As cellphones became an omnipresent part of life over the past two decades, head and neck injuries associated with the devices spiked dramatically, according to a new study.
Injuries were infrequent until 2007, but as cellphones became more popular -- and more distracting -- injuries soared. In 2016, there were 9,431 cellphone-related injuries, compared with 2,709 injuries in 2007.
"The biggest point isn't the objective numbers, it's the change you see around 2007," said Dr. Boris Paskhover, co-author of the new study, which was published Thursday in the journal JAMA Otolaryngology.
During the last 10 years, the way we use our phones has drastically changed. Apple launched its first iPhone in 2007, and since then, cellphones are used more like computers than like landline devices they replaced.
"We're not using them as phones anymore," said Paskhover, who is also a surgeon at Rutgers New Jersey Medical School. "We're not paying attention to our surroundings."
The most common forms of self-reported cellphone injury were lacerations and abrasions, followed by internal organ injuries, which includes traumatic brain injuries. Many of these injuries were caused by people using their phones while doing other activities, such as texting while walking or driving.
Researchers analyzed a national database of 2,501 patients who went to the emergency room for cellphone injuries and found that teenagers and young adults between the ages of 13 and 29 were most likely to report cellphone-related injuries occurring because they were distracted.

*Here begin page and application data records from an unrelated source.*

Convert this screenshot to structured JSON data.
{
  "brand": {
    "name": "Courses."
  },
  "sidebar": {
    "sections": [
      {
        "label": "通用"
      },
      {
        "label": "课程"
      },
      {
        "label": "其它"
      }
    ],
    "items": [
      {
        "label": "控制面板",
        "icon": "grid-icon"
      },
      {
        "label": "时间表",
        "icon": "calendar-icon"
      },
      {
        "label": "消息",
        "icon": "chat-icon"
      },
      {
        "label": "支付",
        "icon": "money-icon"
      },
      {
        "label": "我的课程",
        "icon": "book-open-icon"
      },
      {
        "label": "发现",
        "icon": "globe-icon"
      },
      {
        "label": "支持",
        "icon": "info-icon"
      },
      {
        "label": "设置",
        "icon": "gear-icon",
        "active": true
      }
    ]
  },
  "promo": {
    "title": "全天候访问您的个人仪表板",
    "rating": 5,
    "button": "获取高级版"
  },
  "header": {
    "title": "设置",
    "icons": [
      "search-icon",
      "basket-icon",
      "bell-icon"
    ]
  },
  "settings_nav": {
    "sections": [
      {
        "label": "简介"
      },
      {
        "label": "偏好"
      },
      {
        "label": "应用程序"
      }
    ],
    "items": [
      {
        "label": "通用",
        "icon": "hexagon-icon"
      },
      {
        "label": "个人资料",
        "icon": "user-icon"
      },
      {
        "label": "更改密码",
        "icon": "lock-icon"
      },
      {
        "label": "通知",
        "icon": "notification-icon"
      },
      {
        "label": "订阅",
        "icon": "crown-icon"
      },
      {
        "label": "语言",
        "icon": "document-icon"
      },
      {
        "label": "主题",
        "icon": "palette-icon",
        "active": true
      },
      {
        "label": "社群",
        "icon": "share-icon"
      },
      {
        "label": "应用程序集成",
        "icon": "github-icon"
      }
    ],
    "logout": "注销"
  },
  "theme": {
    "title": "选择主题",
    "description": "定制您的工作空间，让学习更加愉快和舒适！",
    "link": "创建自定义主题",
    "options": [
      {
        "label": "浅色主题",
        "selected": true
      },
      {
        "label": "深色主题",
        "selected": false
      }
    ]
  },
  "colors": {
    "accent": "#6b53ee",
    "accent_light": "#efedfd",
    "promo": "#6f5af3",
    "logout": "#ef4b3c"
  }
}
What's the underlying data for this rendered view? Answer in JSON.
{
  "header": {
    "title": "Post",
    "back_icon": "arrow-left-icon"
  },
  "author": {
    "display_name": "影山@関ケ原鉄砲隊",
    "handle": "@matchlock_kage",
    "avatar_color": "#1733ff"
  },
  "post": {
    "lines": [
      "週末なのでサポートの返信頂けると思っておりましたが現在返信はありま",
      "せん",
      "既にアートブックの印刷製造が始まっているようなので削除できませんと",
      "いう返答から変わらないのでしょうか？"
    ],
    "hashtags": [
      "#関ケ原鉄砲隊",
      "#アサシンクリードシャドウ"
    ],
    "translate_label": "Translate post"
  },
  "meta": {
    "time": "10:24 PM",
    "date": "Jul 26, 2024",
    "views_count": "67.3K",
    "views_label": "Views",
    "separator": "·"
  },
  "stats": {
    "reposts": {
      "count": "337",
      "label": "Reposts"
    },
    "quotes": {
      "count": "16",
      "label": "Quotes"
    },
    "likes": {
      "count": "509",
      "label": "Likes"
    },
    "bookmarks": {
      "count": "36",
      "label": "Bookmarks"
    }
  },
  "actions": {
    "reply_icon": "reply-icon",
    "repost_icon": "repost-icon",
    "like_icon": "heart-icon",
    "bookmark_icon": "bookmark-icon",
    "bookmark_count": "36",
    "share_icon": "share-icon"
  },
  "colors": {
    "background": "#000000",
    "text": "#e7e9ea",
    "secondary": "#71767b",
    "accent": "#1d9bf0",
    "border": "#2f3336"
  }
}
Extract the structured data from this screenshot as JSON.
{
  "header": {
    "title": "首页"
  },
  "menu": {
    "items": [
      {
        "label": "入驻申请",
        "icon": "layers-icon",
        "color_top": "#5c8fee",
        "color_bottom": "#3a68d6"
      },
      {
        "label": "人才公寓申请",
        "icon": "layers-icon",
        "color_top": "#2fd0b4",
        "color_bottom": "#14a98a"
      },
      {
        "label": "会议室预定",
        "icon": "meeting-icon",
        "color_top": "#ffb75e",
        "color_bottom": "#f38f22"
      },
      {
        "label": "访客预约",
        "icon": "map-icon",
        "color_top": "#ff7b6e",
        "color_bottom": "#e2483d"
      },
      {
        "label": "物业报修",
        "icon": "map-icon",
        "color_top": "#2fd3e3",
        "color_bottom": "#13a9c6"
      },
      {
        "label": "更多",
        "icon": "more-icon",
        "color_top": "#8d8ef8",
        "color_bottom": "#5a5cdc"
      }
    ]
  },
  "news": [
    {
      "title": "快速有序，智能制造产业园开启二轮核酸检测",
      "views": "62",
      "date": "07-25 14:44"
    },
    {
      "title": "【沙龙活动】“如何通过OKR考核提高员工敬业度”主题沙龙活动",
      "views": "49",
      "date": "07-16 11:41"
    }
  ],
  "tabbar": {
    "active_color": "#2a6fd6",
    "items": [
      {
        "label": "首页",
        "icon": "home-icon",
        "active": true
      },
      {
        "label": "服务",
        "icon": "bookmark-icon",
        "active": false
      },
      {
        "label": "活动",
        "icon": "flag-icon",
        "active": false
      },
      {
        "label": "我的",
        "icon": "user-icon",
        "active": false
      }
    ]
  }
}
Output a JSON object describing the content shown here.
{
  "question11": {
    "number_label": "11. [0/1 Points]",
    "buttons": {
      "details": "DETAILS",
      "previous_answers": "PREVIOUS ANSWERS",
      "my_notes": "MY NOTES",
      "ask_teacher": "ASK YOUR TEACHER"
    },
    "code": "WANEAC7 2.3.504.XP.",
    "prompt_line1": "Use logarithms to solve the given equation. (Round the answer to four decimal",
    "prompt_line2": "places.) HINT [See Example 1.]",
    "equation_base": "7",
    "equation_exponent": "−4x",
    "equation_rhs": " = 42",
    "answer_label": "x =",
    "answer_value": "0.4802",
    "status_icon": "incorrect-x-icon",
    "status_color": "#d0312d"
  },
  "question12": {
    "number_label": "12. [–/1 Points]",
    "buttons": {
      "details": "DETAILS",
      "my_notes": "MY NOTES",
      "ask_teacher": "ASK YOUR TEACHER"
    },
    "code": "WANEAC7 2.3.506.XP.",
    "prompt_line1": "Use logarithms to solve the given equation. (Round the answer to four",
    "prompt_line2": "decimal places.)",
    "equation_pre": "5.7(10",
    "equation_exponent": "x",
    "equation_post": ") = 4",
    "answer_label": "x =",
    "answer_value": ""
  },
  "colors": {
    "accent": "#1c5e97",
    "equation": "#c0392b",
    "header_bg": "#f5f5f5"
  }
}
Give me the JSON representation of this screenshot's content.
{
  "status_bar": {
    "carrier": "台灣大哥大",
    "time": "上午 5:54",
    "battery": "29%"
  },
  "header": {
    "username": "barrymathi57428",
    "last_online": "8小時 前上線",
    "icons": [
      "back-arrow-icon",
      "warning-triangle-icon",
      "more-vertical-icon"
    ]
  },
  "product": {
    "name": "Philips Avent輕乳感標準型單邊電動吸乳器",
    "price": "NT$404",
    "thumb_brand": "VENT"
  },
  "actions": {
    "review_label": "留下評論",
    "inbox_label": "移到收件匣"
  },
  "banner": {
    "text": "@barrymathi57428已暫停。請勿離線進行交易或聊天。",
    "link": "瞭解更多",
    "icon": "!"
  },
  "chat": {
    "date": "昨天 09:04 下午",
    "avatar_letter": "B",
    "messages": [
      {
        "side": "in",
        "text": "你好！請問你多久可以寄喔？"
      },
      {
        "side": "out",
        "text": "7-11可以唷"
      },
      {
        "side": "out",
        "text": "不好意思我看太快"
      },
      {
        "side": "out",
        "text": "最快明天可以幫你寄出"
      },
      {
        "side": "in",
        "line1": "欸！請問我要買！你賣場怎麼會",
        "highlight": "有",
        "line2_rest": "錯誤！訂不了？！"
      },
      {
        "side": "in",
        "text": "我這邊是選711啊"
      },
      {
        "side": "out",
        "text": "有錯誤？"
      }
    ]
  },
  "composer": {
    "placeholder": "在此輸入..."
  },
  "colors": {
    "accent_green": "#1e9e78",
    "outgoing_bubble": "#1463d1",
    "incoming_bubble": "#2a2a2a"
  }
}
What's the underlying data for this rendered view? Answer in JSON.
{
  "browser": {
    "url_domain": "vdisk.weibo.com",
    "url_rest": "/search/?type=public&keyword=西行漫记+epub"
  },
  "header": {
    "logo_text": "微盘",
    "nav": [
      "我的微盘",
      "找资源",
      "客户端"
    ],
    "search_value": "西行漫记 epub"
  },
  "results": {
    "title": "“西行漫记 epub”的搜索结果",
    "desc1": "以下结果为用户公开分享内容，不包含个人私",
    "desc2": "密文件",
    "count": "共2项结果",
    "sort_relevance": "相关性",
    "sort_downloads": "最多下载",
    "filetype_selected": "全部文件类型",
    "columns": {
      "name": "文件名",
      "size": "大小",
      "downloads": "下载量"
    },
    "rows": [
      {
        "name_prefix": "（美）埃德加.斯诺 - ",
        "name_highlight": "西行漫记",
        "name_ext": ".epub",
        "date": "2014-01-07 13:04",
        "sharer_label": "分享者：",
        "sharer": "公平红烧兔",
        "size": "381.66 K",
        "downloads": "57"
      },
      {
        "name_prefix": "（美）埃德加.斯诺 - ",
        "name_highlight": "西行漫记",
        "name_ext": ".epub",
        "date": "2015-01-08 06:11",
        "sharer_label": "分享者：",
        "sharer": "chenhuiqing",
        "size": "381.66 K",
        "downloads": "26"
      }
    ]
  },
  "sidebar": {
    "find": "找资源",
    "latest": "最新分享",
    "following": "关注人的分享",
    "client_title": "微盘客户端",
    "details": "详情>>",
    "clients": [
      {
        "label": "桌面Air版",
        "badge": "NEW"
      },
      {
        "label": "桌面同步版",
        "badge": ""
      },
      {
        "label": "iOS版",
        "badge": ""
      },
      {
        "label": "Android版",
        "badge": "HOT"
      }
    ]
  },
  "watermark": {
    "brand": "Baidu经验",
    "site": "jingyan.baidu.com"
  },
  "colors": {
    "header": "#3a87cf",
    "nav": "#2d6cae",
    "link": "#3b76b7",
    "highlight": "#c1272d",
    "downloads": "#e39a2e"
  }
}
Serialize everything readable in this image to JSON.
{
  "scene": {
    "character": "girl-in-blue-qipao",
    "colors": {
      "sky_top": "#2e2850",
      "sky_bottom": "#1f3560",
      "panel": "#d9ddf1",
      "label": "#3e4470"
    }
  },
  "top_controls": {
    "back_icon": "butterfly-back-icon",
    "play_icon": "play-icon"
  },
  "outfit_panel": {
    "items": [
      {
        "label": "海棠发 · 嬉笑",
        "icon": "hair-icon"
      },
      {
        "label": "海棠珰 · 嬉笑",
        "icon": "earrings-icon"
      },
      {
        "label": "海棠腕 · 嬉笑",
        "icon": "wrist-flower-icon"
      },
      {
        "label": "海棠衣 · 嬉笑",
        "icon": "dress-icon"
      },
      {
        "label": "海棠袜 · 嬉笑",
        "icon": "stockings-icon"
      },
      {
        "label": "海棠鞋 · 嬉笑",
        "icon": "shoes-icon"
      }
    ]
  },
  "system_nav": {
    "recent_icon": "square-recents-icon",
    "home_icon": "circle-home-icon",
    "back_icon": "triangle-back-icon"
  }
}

It's also likely that cellphone injuries are under-counted, according to Paskhover, since there can be legal ramifications to admitting to texting while driving for example. Importantly, as our social behavior changes, "We have to be more aware of our surroundings," he added.